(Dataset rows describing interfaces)
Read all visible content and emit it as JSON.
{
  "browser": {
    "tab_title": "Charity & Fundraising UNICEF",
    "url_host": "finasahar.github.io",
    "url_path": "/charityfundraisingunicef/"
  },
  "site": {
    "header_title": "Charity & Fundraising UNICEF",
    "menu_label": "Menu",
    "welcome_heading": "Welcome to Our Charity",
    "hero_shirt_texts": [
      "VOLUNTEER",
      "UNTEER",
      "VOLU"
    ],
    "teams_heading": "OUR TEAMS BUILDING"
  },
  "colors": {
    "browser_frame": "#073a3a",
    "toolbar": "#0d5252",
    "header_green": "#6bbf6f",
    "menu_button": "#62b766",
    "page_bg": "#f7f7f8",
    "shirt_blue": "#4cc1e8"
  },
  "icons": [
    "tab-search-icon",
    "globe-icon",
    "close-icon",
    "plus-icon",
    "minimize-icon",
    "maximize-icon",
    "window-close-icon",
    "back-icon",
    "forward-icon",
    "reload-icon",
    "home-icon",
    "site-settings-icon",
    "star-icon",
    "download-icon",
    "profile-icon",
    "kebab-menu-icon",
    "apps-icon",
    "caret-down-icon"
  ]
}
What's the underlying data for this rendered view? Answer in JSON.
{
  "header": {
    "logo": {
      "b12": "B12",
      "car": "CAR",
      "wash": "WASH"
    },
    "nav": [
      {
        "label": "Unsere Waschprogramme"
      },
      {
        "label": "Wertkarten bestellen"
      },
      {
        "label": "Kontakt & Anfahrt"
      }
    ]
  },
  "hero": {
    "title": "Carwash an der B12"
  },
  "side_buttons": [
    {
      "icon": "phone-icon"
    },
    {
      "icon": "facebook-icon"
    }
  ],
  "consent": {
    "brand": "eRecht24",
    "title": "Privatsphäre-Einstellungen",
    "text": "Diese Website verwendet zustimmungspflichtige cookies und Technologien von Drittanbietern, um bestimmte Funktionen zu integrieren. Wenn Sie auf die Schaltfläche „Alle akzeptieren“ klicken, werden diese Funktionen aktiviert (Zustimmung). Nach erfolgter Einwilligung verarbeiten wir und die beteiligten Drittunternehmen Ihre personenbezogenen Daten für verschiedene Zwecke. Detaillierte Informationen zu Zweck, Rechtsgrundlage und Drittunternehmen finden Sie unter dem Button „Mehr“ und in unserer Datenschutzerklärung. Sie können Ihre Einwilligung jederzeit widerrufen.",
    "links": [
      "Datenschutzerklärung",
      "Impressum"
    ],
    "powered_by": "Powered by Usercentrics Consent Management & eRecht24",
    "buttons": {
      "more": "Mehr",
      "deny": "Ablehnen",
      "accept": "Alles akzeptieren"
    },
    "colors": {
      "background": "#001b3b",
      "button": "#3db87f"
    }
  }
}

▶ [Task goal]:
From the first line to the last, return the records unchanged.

▶ [Result below]:
Read all visible content and emit it as JSON.
{
  "browser": {
    "tab_title": "Charity & Fundraising UNICEF",
    "url_host": "finasahar.github.io",
    "url_path": "/charityfundraisingunicef/"
  },
  "site": {
    "header_title": "Charity & Fundraising UNICEF",
    "menu_label": "Menu",
    "welcome_heading": "Welcome to Our Charity",
    "hero_shirt_texts": [
      "VOLUNTEER",
      "UNTEER",
      "VOLU"
    ],
    "teams_heading": "OUR TEAMS BUILDING"
  },
  "colors": {
    "browser_frame": "#073a3a",
    "toolbar": "#0d5252",
    "header_green": "#6bbf6f",
    "menu_button": "#62b766",
    "page_bg": "#f7f7f8",
    "shirt_blue": "#4cc1e8"
  },
  "icons": [
    "tab-search-icon",
    "globe-icon",
    "close-icon",
    "plus-icon",
    "minimize-icon",
    "maximize-icon",
    "window-close-icon",
    "back-icon",
    "forward-icon",
    "reload-icon",
    "home-icon",
    "site-settings-icon",
    "star-icon",
    "download-icon",
    "profile-icon",
    "kebab-menu-icon",
    "apps-icon",
    "caret-down-icon"
  ]
}
What's the underlying data for this rendered view? Answer in JSON.
{
  "header": {
    "logo": {
      "b12": "B12",
      "car": "CAR",
      "wash": "WASH"
    },
    "nav": [
      {
        "label": "Unsere Waschprogramme"
      },
      {
        "label": "Wertkarten bestellen"
      },
      {
        "label": "Kontakt & Anfahrt"
      }
    ]
  },
  "hero": {
    "title": "Carwash an der B12"
  },
  "side_buttons": [
    {
      "icon": "phone-icon"
    },
    {
      "icon": "facebook-icon"
    }
  ],
  "consent": {
    "brand": "eRecht24",
    "title": "Privatsphäre-Einstellungen",
    "text": "Diese Website verwendet zustimmungspflichtige cookies und Technologien von Drittanbietern, um bestimmte Funktionen zu integrieren. Wenn Sie auf die Schaltfläche „Alle akzeptieren“ klicken, werden diese Funktionen aktiviert (Zustimmung). Nach erfolgter Einwilligung verarbeiten wir und die beteiligten Drittunternehmen Ihre personenbezogenen Daten für verschiedene Zwecke. Detaillierte Informationen zu Zweck, Rechtsgrundlage und Drittunternehmen finden Sie unter dem Button „Mehr“ und in unserer Datenschutzerklärung. Sie können Ihre Einwilligung jederzeit widerrufen.",
    "links": [
      "Datenschutzerklärung",
      "Impressum"
    ],
    "powered_by": "Powered by Usercentrics Consent Management & eRecht24",
    "buttons": {
      "more": "Mehr",
      "deny": "Ablehnen",
      "accept": "Alles akzeptieren"
    },
    "colors": {
      "background": "#001b3b",
      "button": "#3db87f"
    }
  }
}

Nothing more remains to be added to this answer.